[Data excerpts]
------------------------------

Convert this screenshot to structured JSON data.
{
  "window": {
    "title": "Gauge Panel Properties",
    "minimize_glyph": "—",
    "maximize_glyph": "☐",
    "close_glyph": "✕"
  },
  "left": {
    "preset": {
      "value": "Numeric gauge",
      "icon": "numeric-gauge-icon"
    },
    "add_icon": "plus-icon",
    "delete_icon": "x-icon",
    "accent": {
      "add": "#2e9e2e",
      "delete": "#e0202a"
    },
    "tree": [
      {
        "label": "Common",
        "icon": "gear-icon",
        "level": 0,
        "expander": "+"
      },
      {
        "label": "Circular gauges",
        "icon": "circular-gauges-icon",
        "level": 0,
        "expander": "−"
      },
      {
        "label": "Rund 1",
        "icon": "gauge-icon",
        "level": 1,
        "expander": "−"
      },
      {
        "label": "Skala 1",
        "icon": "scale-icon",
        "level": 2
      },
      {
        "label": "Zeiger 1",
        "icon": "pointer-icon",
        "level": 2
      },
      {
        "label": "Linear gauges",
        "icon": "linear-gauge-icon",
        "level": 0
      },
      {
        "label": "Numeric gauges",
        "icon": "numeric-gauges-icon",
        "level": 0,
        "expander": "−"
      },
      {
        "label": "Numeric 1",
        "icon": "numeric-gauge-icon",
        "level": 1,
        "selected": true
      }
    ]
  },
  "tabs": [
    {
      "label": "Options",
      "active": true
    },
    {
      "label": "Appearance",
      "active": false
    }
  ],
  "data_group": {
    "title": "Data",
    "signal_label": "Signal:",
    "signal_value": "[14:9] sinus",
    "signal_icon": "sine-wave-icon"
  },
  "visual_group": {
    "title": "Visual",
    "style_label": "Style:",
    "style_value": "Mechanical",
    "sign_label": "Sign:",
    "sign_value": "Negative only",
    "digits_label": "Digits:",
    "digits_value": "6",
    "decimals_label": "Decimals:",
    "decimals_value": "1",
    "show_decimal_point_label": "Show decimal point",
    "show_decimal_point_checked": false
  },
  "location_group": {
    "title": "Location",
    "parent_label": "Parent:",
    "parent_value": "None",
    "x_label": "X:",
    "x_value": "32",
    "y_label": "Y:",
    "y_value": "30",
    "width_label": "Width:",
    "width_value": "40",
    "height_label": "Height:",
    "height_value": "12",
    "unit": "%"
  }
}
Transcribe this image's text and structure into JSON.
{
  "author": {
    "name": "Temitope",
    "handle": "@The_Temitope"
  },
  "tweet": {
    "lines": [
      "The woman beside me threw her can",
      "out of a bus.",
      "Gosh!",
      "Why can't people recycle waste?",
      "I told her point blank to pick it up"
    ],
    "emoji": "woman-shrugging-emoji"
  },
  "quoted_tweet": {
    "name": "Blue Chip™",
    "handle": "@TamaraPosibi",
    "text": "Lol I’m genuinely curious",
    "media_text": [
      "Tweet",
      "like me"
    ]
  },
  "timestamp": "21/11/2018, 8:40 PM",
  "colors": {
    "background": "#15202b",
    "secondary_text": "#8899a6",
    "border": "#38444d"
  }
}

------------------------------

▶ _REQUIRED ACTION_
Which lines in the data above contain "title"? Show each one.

▶ _RESULT OF THIS TASK_
    "title": "Gauge Panel Properties",
    "title": "Data",
    "title": "Visual",
    "title": "Location",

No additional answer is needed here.